[Data records for software interfaces]
——————

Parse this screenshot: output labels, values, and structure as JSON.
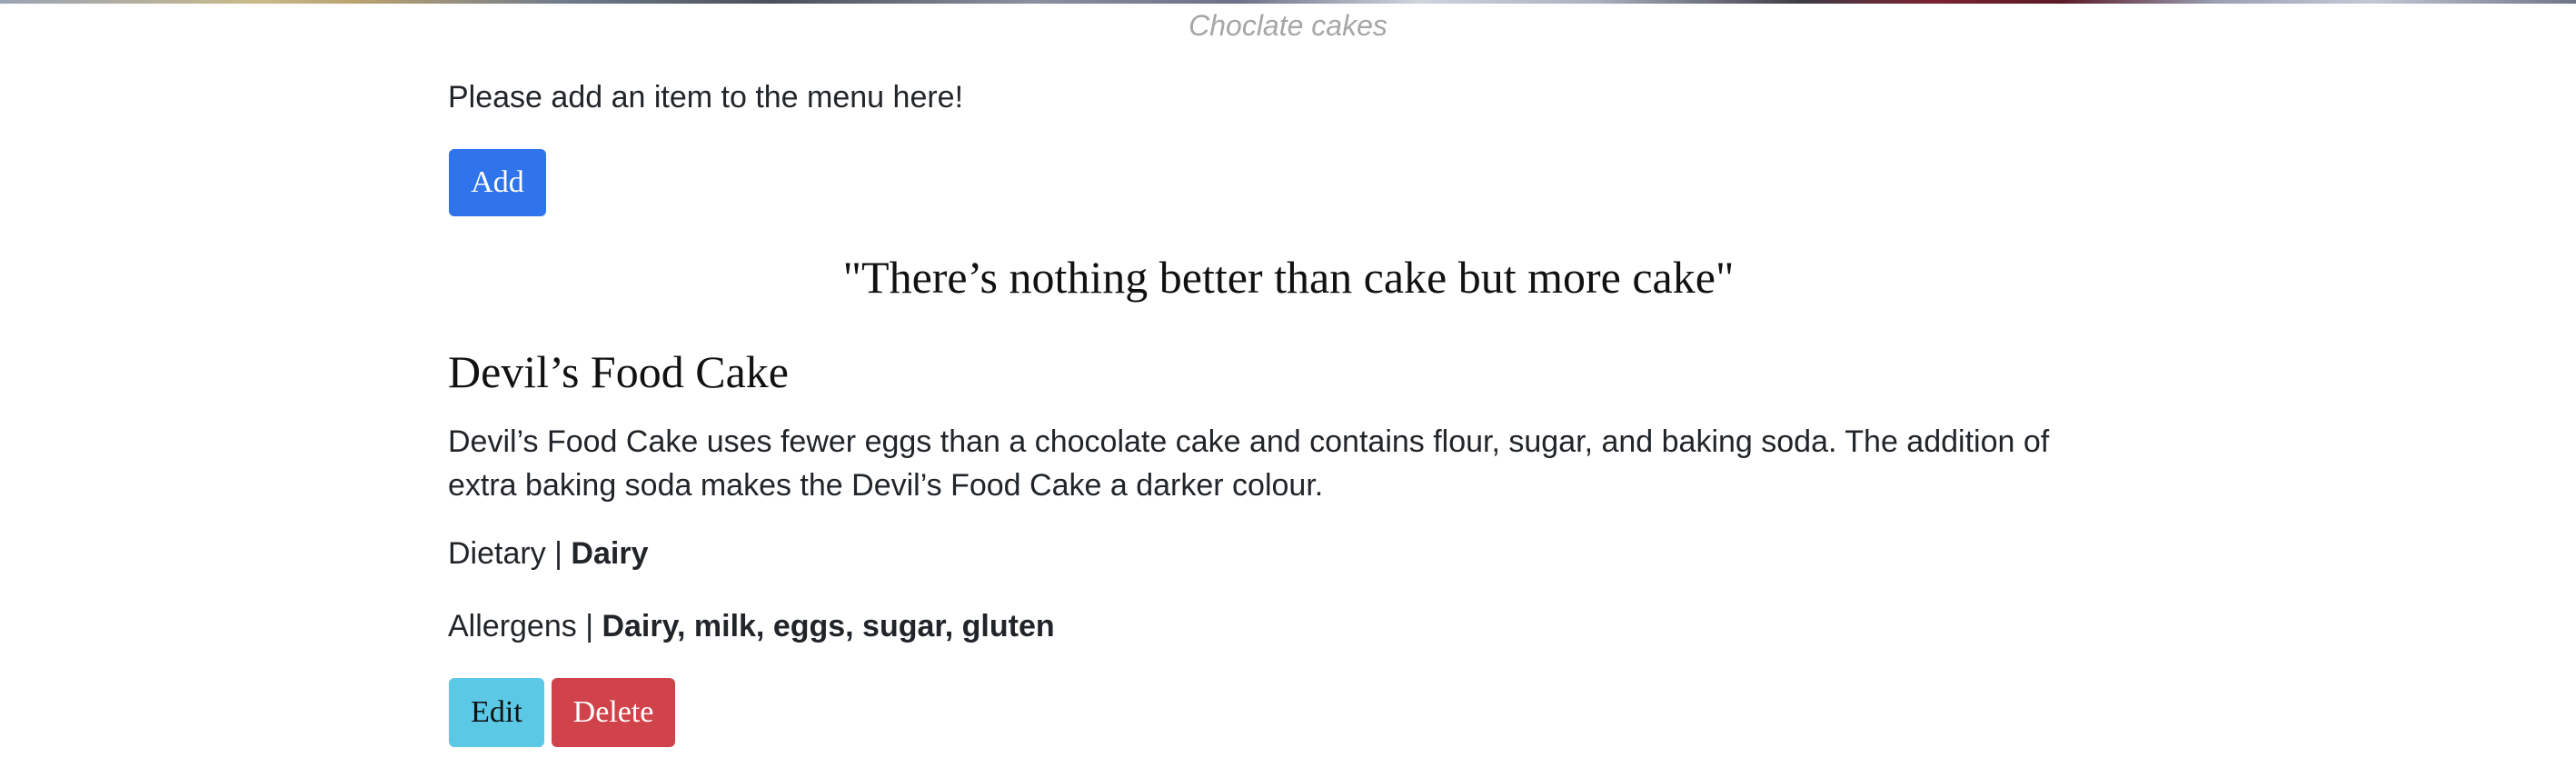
{
  "hero": {
    "caption": "Choclate cakes"
  },
  "form": {
    "intro_text": "Please add an item to the menu here!",
    "add_label": "Add"
  },
  "quote": "\"There’s nothing better than cake but more cake\"",
  "item": {
    "title": "Devil’s Food Cake",
    "description": "Devil’s Food Cake uses fewer eggs than a chocolate cake and contains flour, sugar, and baking soda. The addition of extra baking soda makes the Devil’s Food Cake a darker colour.",
    "dietary_label": "Dietary | ",
    "dietary_value": "Dairy",
    "allergens_label": "Allergens | ",
    "allergens_value": "Dairy, milk, eggs, sugar, gluten",
    "edit_label": "Edit",
    "delete_label": "Delete"
  },
  "colors": {
    "primary": "#2f74ea",
    "info": "#5bc8e6",
    "danger": "#d1434b",
    "caption": "#a6a6a6"
  }
}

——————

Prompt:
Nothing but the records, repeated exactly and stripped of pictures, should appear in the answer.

Answer to this exercise:
Parse this screenshot: output labels, values, and structure as JSON.
{
  "hero": {
    "caption": "Choclate cakes"
  },
  "form": {
    "intro_text": "Please add an item to the menu here!",
    "add_label": "Add"
  },
  "quote": "\"There’s nothing better than cake but more cake\"",
  "item": {
    "title": "Devil’s Food Cake",
    "description": "Devil’s Food Cake uses fewer eggs than a chocolate cake and contains flour, sugar, and baking soda. The addition of extra baking soda makes the Devil’s Food Cake a darker colour.",
    "dietary_label": "Dietary | ",
    "dietary_value": "Dairy",
    "allergens_label": "Allergens | ",
    "allergens_value": "Dairy, milk, eggs, sugar, gluten",
    "edit_label": "Edit",
    "delete_label": "Delete"
  },
  "colors": {
    "primary": "#2f74ea",
    "info": "#5bc8e6",
    "danger": "#d1434b",
    "caption": "#a6a6a6"
  }
}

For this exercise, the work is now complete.